**Exercise aim:** Restate the full listing precisely as written.

**Information given:**
↓
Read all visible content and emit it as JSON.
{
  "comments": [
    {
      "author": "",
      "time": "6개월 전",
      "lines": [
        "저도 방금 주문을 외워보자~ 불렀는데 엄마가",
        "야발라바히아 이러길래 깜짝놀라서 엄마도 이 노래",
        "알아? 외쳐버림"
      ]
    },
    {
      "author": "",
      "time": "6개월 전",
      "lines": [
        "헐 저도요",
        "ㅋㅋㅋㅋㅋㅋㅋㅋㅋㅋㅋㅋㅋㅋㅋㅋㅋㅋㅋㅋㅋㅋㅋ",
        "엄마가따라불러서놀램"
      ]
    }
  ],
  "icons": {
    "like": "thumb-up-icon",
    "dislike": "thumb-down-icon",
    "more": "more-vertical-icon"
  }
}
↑
**Output of the task:**
Read all visible content and emit it as JSON.
{
  "comments": [
    {
      "author": "",
      "time": "6개월 전",
      "lines": [
        "저도 방금 주문을 외워보자~ 불렀는데 엄마가",
        "야발라바히아 이러길래 깜짝놀라서 엄마도 이 노래",
        "알아? 외쳐버림"
      ]
    },
    {
      "author": "",
      "time": "6개월 전",
      "lines": [
        "헐 저도요",
        "ㅋㅋㅋㅋㅋㅋㅋㅋㅋㅋㅋㅋㅋㅋㅋㅋㅋㅋㅋㅋㅋㅋㅋ",
        "엄마가따라불러서놀램"
      ]
    }
  ],
  "icons": {
    "like": "thumb-up-icon",
    "dislike": "thumb-down-icon",
    "more": "more-vertical-icon"
  }
}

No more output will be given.